It’s also worth noting that everyone’s body reacts differently to purines. Some people may be able to handle higher amounts of purines without experiencing gout flare-ups, while others may be more sensitive to them. Therefore, it’s important to pay attention to your own body and how it responds to different foods.

Can You Eat Pork Rinds On A Low-Purine Diet?

If you’re following a low-purine diet for gout, you may be wondering if you can still enjoy pork rinds as a snack. Unfortunately, the answer is no. Pork rinds are not a good choice for those on a low-purine diet because of their high purine content.

While it’s true that pork rinds are low in carbohydrates and high in protein, they’re also high in calories, sodium and saturated fat. These factors can contribute to weight gain and high blood pressure, both of which are risk factors for gout.

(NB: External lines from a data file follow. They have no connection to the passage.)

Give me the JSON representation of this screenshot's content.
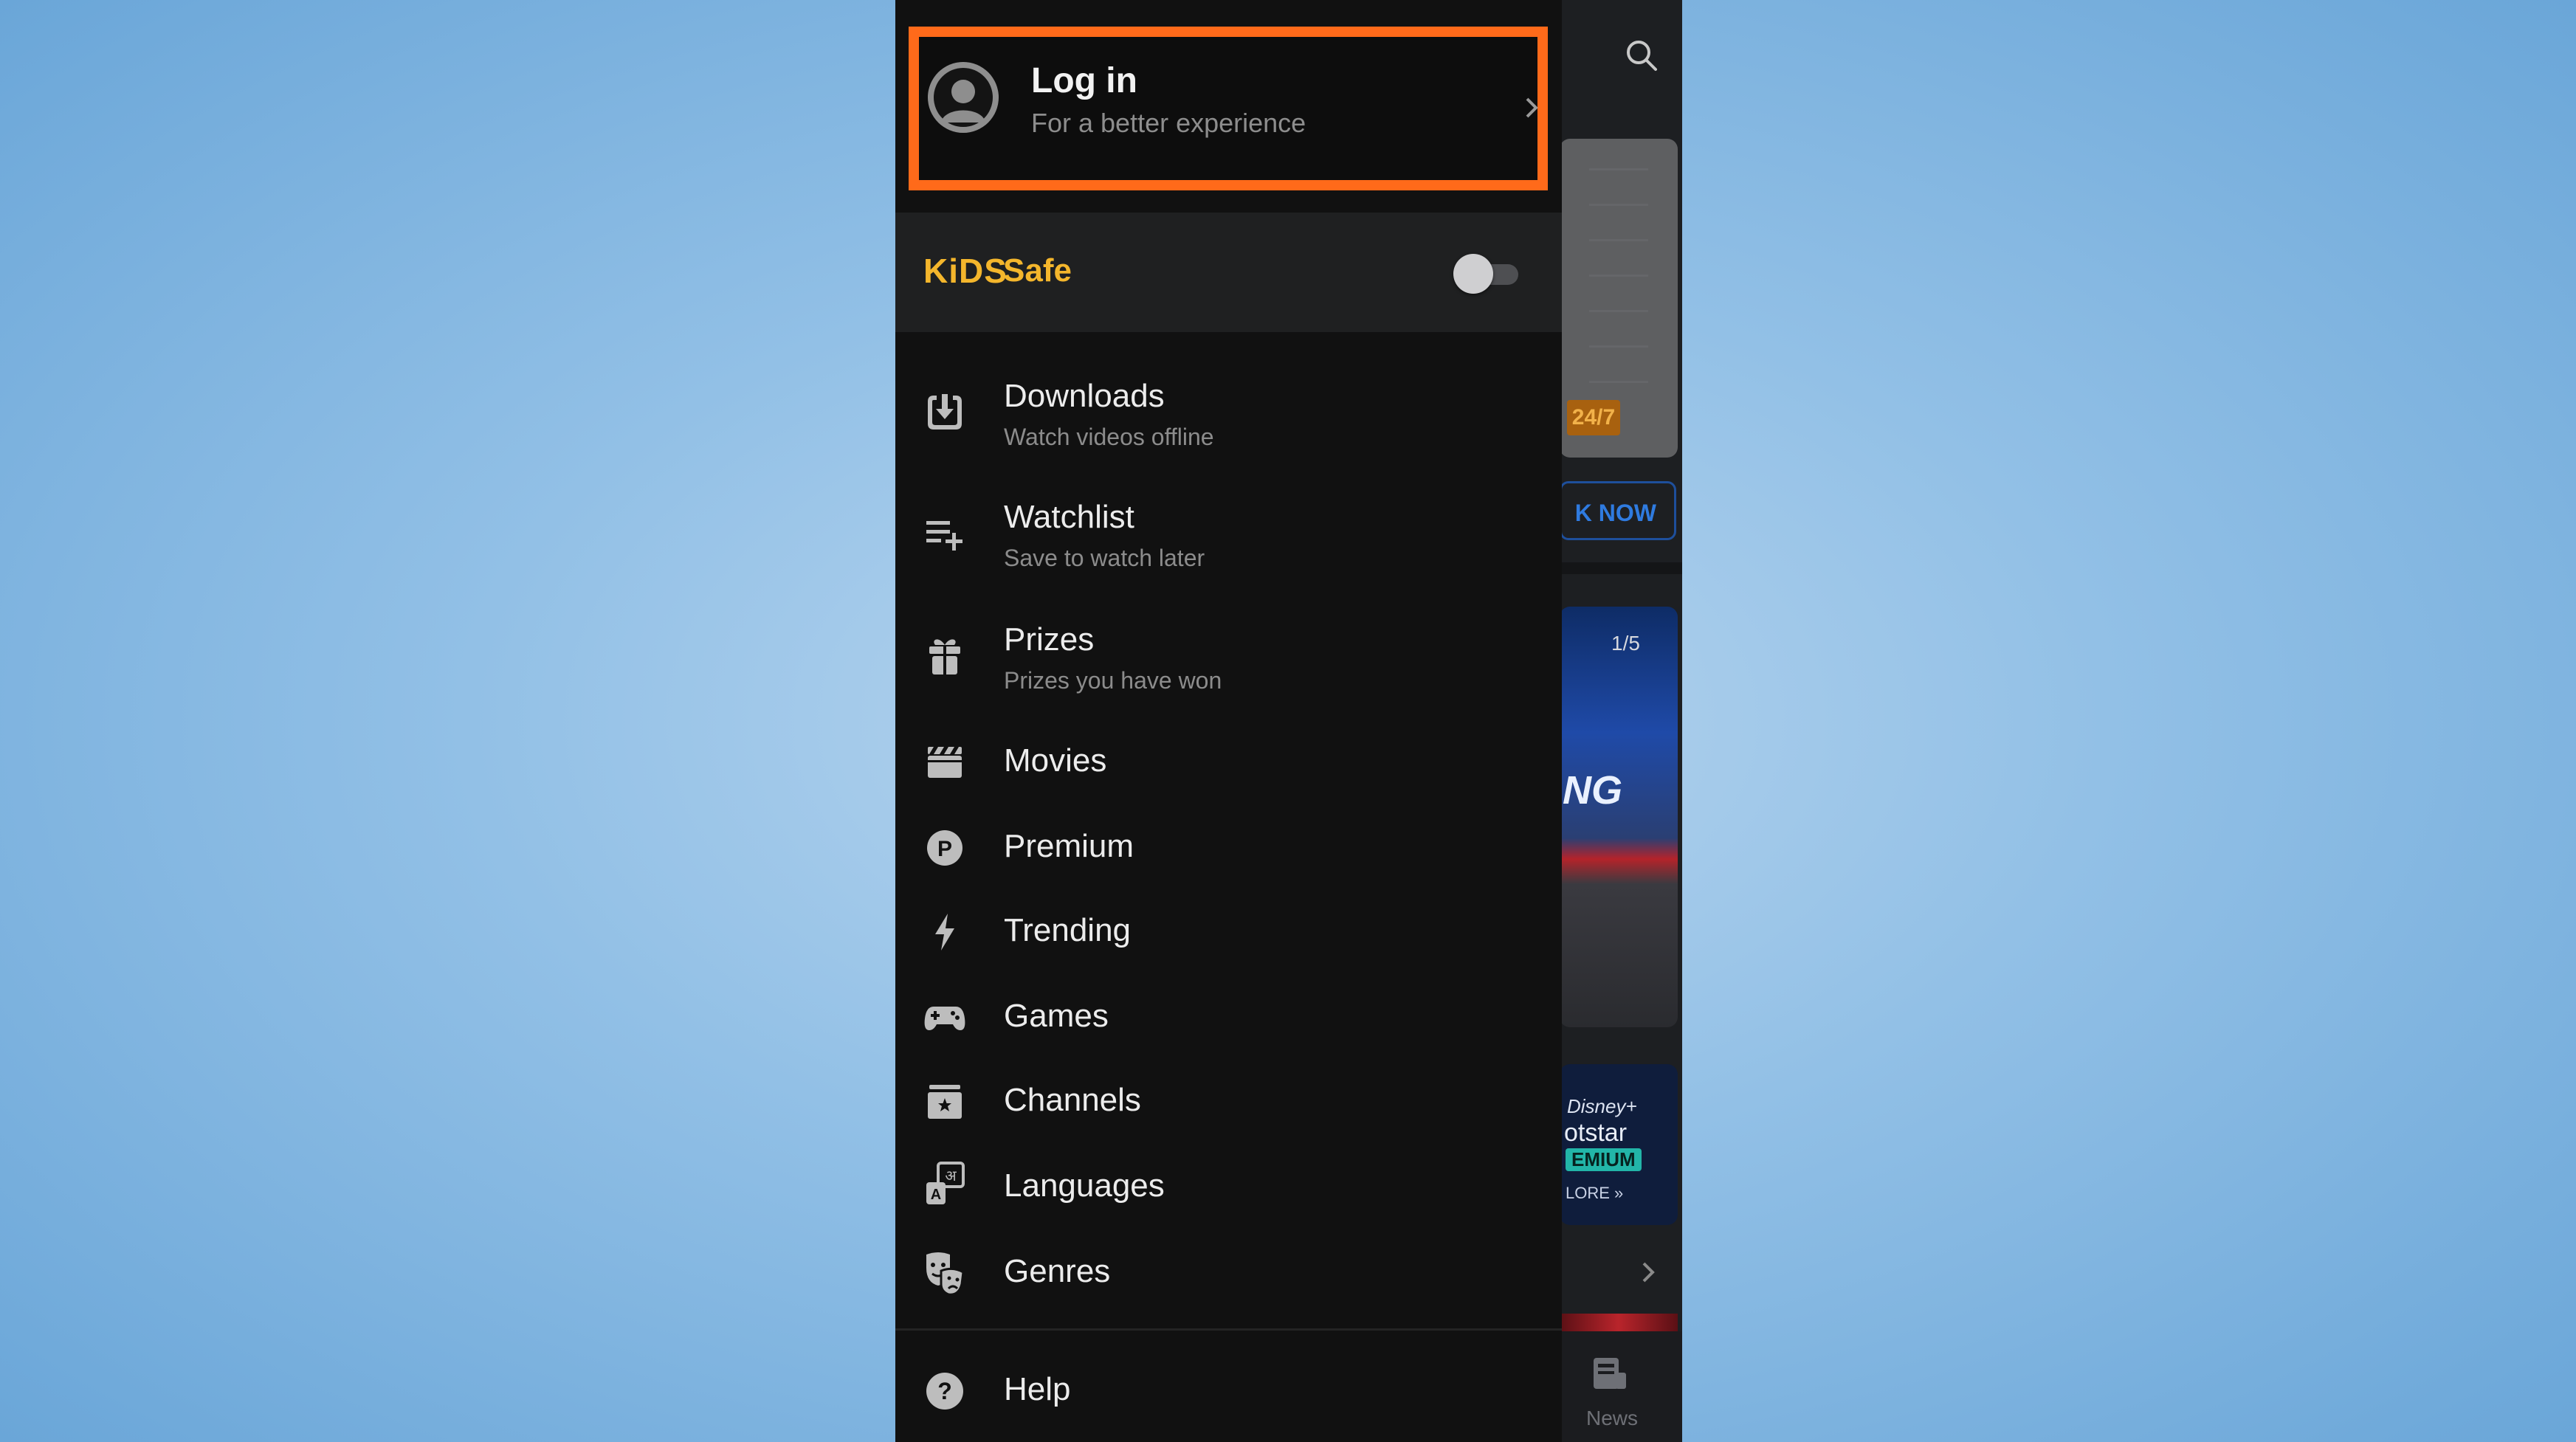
{
  "background_app": {
    "badge": "24/7",
    "book_button": "K NOW",
    "carousel_counter": "1/5",
    "carousel_overlay": "NG",
    "promo": {
      "brand_line1": "Disney+",
      "brand_line2": "otstar",
      "tag": "EMIUM",
      "cta": "LORE »"
    },
    "nav_news_label": "News",
    "icons": {
      "search": "search-icon",
      "news": "news-icon",
      "chevron": "chevron-right-icon"
    }
  },
  "drawer": {
    "login": {
      "title": "Log in",
      "subtitle": "For a better experience",
      "highlight_color": "#ff6a1a"
    },
    "kids": {
      "logo": "KiDS",
      "label": "Safe",
      "toggle_on": false,
      "accent_color": "#f4b62c"
    },
    "menu": [
      {
        "label": "Downloads",
        "subtitle": "Watch videos offline",
        "icon": "download-icon"
      },
      {
        "label": "Watchlist",
        "subtitle": "Save to watch later",
        "icon": "playlist-add-icon"
      },
      {
        "label": "Prizes",
        "subtitle": "Prizes you have won",
        "icon": "gift-icon"
      },
      {
        "label": "Movies",
        "icon": "clapperboard-icon"
      },
      {
        "label": "Premium",
        "icon": "premium-p-icon"
      },
      {
        "label": "Trending",
        "icon": "lightning-icon"
      },
      {
        "label": "Games",
        "icon": "gamepad-icon"
      },
      {
        "label": "Channels",
        "icon": "channels-icon"
      },
      {
        "label": "Languages",
        "icon": "languages-icon"
      },
      {
        "label": "Genres",
        "icon": "theater-masks-icon"
      }
    ],
    "footer_item": {
      "label": "Help",
      "icon": "help-icon"
    }
  }
}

If you’re looking for a low-purine snack alternative to pork rinds, there are plenty of options available. Some good choices include fresh fruit, vegetables, nuts, seeds and low-fat dairy products. These foods are not only low in purines but also provide important nutrients that your body needs.

It’s important to note that while pork rinds may not be the best choice for those on a low-purine diet, consuming them in moderation is unlikely to cause gout. However, if you’re already susceptible to this condition, it’s best to avoid high-purine foods like pork rinds altogether.

Alternative Low-Purine Snack Options.

If you’re looking for low-purine snack options, there are plenty of delicious and healthy alternatives to pork rinds. Here are some ideas:

1. Fresh fruit: Fruits like berries, apples, and oranges are low in purines and high in vitamins and antioxidants. They make for a sweet and refreshing snack.

2. Raw veggies: Carrots, celery, bell peppers, and cucumbers are all low-purine options that can be enjoyed raw or with a healthy dip like hummus.

3. Nuts and seeds: Almonds, walnuts, sunflower seeds, and pumpkin seeds are all low-purine options that are rich in healthy fats and protein.

4. Popcorn: Air-popped popcorn is a low-purine snack that can be seasoned with herbs or spices for added flavor.

5. Greek yogurt: Greek yogurt is a great source of protein and calcium, and can be topped with fresh fruit or nuts for a satisfying snack.

By choosing these low-purine snack options, you can still enjoy tasty treats without contributing to your daily purine intake.